What does the return keyword do in a let/begin block?

Hi, I couldn’t find in the documentation an explanation to this behavior.

let
    "let block without return"
end |> println
# OUTPUT: let block without return

let
    return "let block with return"
end |> println
# OUTPUT: "let block with return"
# NOTE: the double quotes are actually printed

let
    "let block without return"
end |> typeof |> println
# OUTPUT: String

let
    return "let block with return"
end |> typeof |> println
# OUTPUT: "let block with return"
# NOTE: What is going on?

var1 = let
    "let block without return"
end
println("`var1` is assigned to: ", var1)
# OUTPUT: `var1` is assigned to: let block without return

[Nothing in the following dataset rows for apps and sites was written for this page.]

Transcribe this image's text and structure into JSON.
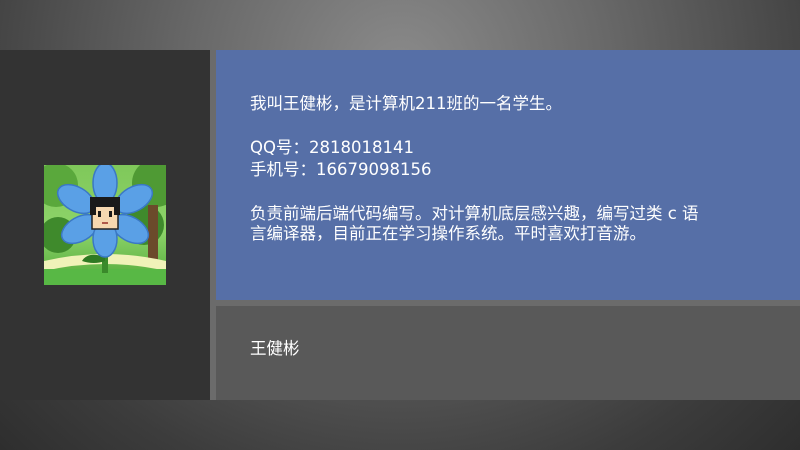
{
  "profile": {
    "intro": "我叫王健彬，是计算机211班的一名学生。",
    "qq": "QQ号：2818018141",
    "phone": "手机号：16679098156",
    "bio": "负责前端后端代码编写。对计算机底层感兴趣，编写过类 c 语言编译器，目前正在学习操作系统。平时喜欢打音游。",
    "name": "王健彬"
  },
  "colors": {
    "info_panel": "#566fa7",
    "name_panel": "#595959",
    "left_panel": "#333333",
    "divider": "#6b6b6b"
  },
  "avatar": {
    "icon": "blue-flower-character-icon"
  }
}
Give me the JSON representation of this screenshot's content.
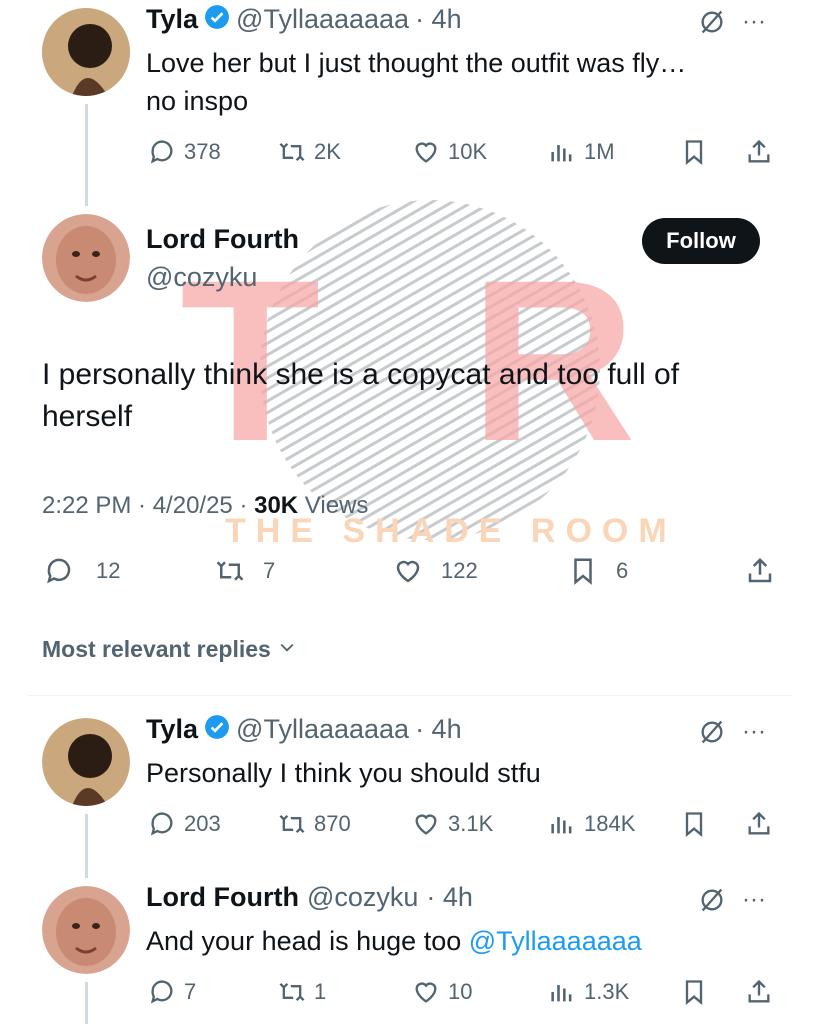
{
  "tweets": [
    {
      "name": "Tyla",
      "handle": "@Tyllaaaaaaa",
      "time": "· 4h",
      "text1": "Love her but I just thought the outfit was fly…",
      "text2": "no inspo",
      "replies": "378",
      "retweets": "2K",
      "likes": "10K",
      "views": "1M"
    },
    {
      "name": "Tyla",
      "handle": "@Tyllaaaaaaa",
      "time": "· 4h",
      "text1": "Personally I think you should stfu",
      "replies": "203",
      "retweets": "870",
      "likes": "3.1K",
      "views": "184K"
    },
    {
      "name": "Lord Fourth",
      "handle": "@cozyku",
      "time": "· 4h",
      "text1": "And your head is huge too ",
      "mention": "@Tyllaaaaaaa",
      "replies": "7",
      "retweets": "1",
      "likes": "10",
      "views": "1.3K"
    }
  ],
  "main": {
    "name": "Lord Fourth",
    "handle": "@cozyku",
    "follow_label": "Follow",
    "text1": "I personally think she is a copycat and too full of",
    "text2": "herself",
    "timestamp": "2:22 PM · 4/20/25 · ",
    "views_count": "30K",
    "views_label": " Views",
    "replies": "12",
    "retweets": "7",
    "likes": "122",
    "bookmarks": "6"
  },
  "replies_sort": {
    "label": "Most relevant replies"
  },
  "watermark": {
    "logo": "TSR",
    "subtitle": "THE SHADE ROOM"
  },
  "colors": {
    "verified": "#1d9bf0",
    "watermark_pink": "#f7b3b3",
    "watermark_orange": "#fad5b8"
  }
}
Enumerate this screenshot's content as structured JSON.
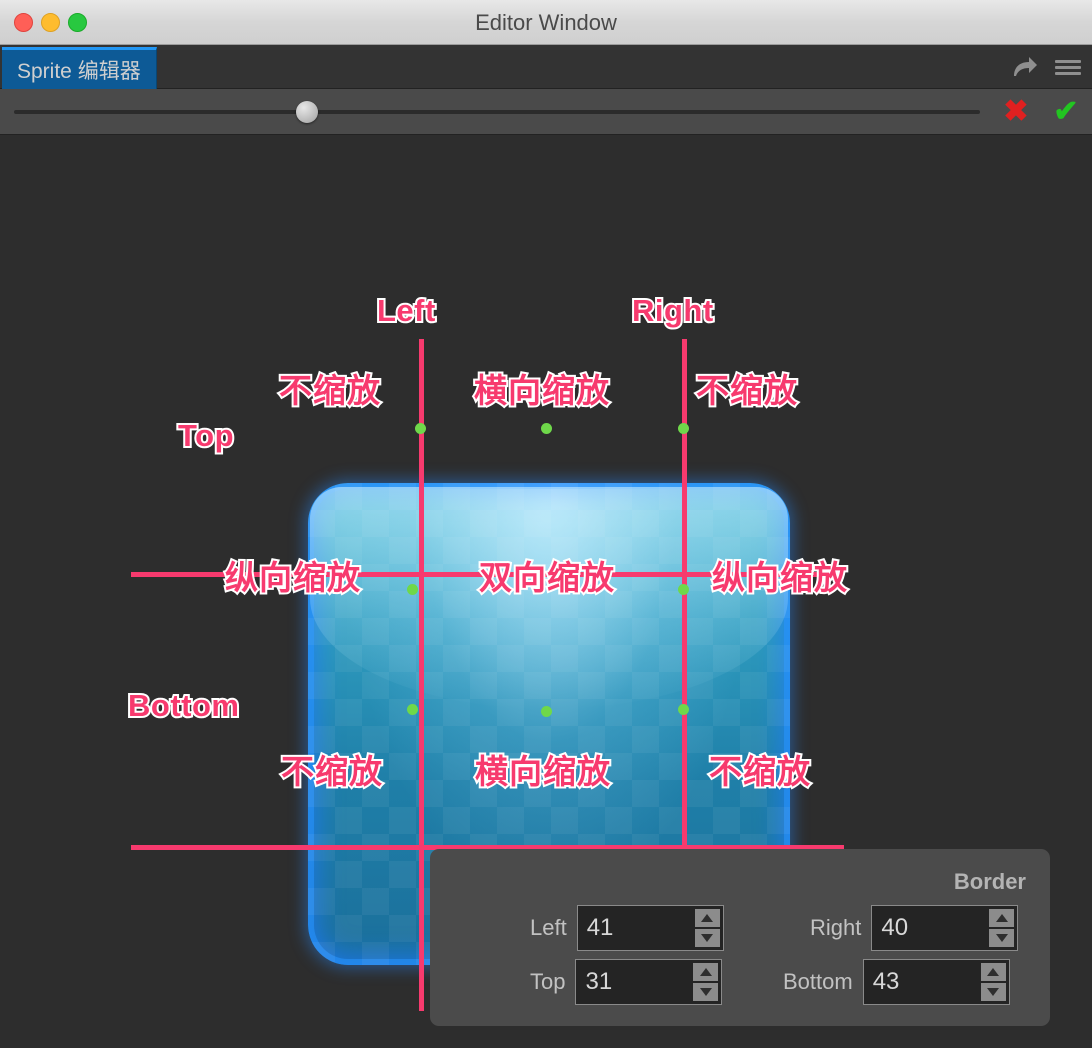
{
  "window": {
    "title": "Editor Window",
    "traffic_lights": [
      {
        "name": "close-button",
        "color": "#ff5f57"
      },
      {
        "name": "minimize-button",
        "color": "#febc2e"
      },
      {
        "name": "maximize-button",
        "color": "#28c840"
      }
    ]
  },
  "tabbar": {
    "tabs": [
      {
        "label": "Sprite 编辑器",
        "active": true
      }
    ],
    "actions": [
      {
        "name": "redo-icon",
        "icon": "redo-arrow-icon"
      },
      {
        "name": "menu-icon",
        "icon": "hamburger-menu-icon"
      }
    ]
  },
  "toolbar": {
    "zoom_slider": {
      "value_percent": 29
    },
    "cancel_label": "✖",
    "confirm_label": "✔"
  },
  "canvas": {
    "guide_labels": {
      "left": "Left",
      "right": "Right",
      "top": "Top",
      "bottom": "Bottom"
    },
    "region_labels": {
      "top_left": "不缩放",
      "top_center": "横向缩放",
      "top_right": "不缩放",
      "middle_left": "纵向缩放",
      "center": "双向缩放",
      "middle_right": "纵向缩放",
      "bottom_left": "不缩放",
      "bottom_center": "横向缩放",
      "bottom_right": "不缩放"
    },
    "colors": {
      "guide_pink": "#f73a6e",
      "handle_green": "#4ed23f",
      "background": "#2d2d2d"
    }
  },
  "border_panel": {
    "title": "Border",
    "fields": [
      {
        "label": "Left",
        "value": "41"
      },
      {
        "label": "Right",
        "value": "40"
      },
      {
        "label": "Top",
        "value": "31"
      },
      {
        "label": "Bottom",
        "value": "43"
      }
    ]
  }
}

var2 = let
    return "let block with return"
end
println("`var2` is assigned to: ", var2)
# OUTPUT: ERROR: LoadError: UndefVarError: var2 not defined[...]
# NOTE: What is going on?

A similar behaviour occurs with begin blocks.

I’m using julia 1.6.1

Thanks!

1 Like
3 Likes

What is the correct way of assigning to a variable in the context of the original question? Is an anonymous function the only way, for instance when I want to return from a for loop?

var1 = (() -> begin
    for_loop
        condition && return some_val
    end)()

Why not just the for loop itself?

julia> var1 = let x
           for i in 1:5
               (i == 4) && (x = i; break)
           end
           x
       end
4
3 Likes

Thank you. I was not aware that let could be used in this way.

I think this is worth to have in the docs: Show use of let without immediate assignment by mzaffalon · Pull Request #43094 · JuliaLang/julia · GitHub